**GIVEN RECORDS:**

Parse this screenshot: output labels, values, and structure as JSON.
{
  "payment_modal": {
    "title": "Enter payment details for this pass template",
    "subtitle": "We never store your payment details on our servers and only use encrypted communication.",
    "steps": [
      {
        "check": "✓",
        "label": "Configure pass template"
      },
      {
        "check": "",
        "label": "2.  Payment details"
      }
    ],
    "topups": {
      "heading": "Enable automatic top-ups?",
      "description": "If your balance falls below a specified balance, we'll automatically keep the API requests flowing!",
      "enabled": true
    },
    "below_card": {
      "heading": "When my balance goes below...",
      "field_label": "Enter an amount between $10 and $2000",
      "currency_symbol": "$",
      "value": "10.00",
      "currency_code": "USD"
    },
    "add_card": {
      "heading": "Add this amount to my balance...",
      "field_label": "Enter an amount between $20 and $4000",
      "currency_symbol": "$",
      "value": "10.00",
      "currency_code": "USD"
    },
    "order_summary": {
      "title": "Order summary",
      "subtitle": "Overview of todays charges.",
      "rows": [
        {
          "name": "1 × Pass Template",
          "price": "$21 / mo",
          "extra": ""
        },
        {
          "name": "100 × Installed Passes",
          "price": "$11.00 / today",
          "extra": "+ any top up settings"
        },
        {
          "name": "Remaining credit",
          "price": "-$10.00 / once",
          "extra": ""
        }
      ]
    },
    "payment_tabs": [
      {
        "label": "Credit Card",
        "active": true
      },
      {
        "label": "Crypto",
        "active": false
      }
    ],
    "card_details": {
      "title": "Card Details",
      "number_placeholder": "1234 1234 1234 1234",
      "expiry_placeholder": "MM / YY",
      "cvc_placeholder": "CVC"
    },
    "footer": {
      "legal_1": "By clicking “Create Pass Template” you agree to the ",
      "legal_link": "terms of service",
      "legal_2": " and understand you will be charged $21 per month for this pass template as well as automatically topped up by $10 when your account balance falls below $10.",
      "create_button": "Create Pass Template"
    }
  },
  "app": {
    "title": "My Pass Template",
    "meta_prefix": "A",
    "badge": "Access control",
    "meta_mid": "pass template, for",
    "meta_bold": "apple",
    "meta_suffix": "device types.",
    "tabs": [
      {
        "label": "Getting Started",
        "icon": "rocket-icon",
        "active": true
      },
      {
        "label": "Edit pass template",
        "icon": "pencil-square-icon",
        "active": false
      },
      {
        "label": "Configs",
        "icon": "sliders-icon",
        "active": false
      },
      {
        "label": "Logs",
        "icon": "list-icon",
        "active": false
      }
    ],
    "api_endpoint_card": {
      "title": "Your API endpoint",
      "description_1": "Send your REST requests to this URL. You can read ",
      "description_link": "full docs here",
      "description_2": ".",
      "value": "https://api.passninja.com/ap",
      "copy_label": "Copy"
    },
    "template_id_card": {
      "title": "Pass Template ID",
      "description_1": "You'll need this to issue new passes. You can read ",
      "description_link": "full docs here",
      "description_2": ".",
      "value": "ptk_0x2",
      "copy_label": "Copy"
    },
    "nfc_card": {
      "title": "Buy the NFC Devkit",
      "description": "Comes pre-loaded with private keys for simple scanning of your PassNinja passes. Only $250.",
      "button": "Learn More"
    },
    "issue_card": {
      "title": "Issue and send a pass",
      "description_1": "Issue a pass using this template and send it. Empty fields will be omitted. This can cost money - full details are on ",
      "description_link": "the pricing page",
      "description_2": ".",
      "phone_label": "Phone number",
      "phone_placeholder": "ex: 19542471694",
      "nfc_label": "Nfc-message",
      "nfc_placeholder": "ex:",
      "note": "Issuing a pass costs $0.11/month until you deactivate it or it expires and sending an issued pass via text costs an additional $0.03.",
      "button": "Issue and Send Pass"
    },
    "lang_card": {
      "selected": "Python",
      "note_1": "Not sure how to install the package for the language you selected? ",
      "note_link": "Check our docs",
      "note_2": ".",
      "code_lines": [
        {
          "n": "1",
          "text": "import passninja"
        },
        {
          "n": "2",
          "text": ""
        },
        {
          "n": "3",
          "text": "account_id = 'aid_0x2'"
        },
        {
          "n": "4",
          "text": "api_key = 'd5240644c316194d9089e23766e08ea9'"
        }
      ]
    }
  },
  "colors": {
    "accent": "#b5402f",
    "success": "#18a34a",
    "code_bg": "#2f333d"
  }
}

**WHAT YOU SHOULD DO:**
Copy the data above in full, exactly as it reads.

**EXERCISE RESULT:**
Parse this screenshot: output labels, values, and structure as JSON.
{
  "payment_modal": {
    "title": "Enter payment details for this pass template",
    "subtitle": "We never store your payment details on our servers and only use encrypted communication.",
    "steps": [
      {
        "check": "✓",
        "label": "Configure pass template"
      },
      {
        "check": "",
        "label": "2.  Payment details"
      }
    ],
    "topups": {
      "heading": "Enable automatic top-ups?",
      "description": "If your balance falls below a specified balance, we'll automatically keep the API requests flowing!",
      "enabled": true
    },
    "below_card": {
      "heading": "When my balance goes below...",
      "field_label": "Enter an amount between $10 and $2000",
      "currency_symbol": "$",
      "value": "10.00",
      "currency_code": "USD"
    },
    "add_card": {
      "heading": "Add this amount to my balance...",
      "field_label": "Enter an amount between $20 and $4000",
      "currency_symbol": "$",
      "value": "10.00",
      "currency_code": "USD"
    },
    "order_summary": {
      "title": "Order summary",
      "subtitle": "Overview of todays charges.",
      "rows": [
        {
          "name": "1 × Pass Template",
          "price": "$21 / mo",
          "extra": ""
        },
        {
          "name": "100 × Installed Passes",
          "price": "$11.00 / today",
          "extra": "+ any top up settings"
        },
        {
          "name": "Remaining credit",
          "price": "-$10.00 / once",
          "extra": ""
        }
      ]
    },
    "payment_tabs": [
      {
        "label": "Credit Card",
        "active": true
      },
      {
        "label": "Crypto",
        "active": false
      }
    ],
    "card_details": {
      "title": "Card Details",
      "number_placeholder": "1234 1234 1234 1234",
      "expiry_placeholder": "MM / YY",
      "cvc_placeholder": "CVC"
    },
    "footer": {
      "legal_1": "By clicking “Create Pass Template” you agree to the ",
      "legal_link": "terms of service",
      "legal_2": " and understand you will be charged $21 per month for this pass template as well as automatically topped up by $10 when your account balance falls below $10.",
      "create_button": "Create Pass Template"
    }
  },
  "app": {
    "title": "My Pass Template",
    "meta_prefix": "A",
    "badge": "Access control",
    "meta_mid": "pass template, for",
    "meta_bold": "apple",
    "meta_suffix": "device types.",
    "tabs": [
      {
        "label": "Getting Started",
        "icon": "rocket-icon",
        "active": true
      },
      {
        "label": "Edit pass template",
        "icon": "pencil-square-icon",
        "active": false
      },
      {
        "label": "Configs",
        "icon": "sliders-icon",
        "active": false
      },
      {
        "label": "Logs",
        "icon": "list-icon",
        "active": false
      }
    ],
    "api_endpoint_card": {
      "title": "Your API endpoint",
      "description_1": "Send your REST requests to this URL. You can read ",
      "description_link": "full docs here",
      "description_2": ".",
      "value": "https://api.passninja.com/ap",
      "copy_label": "Copy"
    },
    "template_id_card": {
      "title": "Pass Template ID",
      "description_1": "You'll need this to issue new passes. You can read ",
      "description_link": "full docs here",
      "description_2": ".",
      "value": "ptk_0x2",
      "copy_label": "Copy"
    },
    "nfc_card": {
      "title": "Buy the NFC Devkit",
      "description": "Comes pre-loaded with private keys for simple scanning of your PassNinja passes. Only $250.",
      "button": "Learn More"
    },
    "issue_card": {
      "title": "Issue and send a pass",
      "description_1": "Issue a pass using this template and send it. Empty fields will be omitted. This can cost money - full details are on ",
      "description_link": "the pricing page",
      "description_2": ".",
      "phone_label": "Phone number",
      "phone_placeholder": "ex: 19542471694",
      "nfc_label": "Nfc-message",
      "nfc_placeholder": "ex:",
      "note": "Issuing a pass costs $0.11/month until you deactivate it or it expires and sending an issued pass via text costs an additional $0.03.",
      "button": "Issue and Send Pass"
    },
    "lang_card": {
      "selected": "Python",
      "note_1": "Not sure how to install the package for the language you selected? ",
      "note_link": "Check our docs",
      "note_2": ".",
      "code_lines": [
        {
          "n": "1",
          "text": "import passninja"
        },
        {
          "n": "2",
          "text": ""
        },
        {
          "n": "3",
          "text": "account_id = 'aid_0x2'"
        },
        {
          "n": "4",
          "text": "api_key = 'd5240644c316194d9089e23766e08ea9'"
        }
      ]
    }
  },
  "colors": {
    "accent": "#b5402f",
    "success": "#18a34a",
    "code_bg": "#2f333d"
  }
}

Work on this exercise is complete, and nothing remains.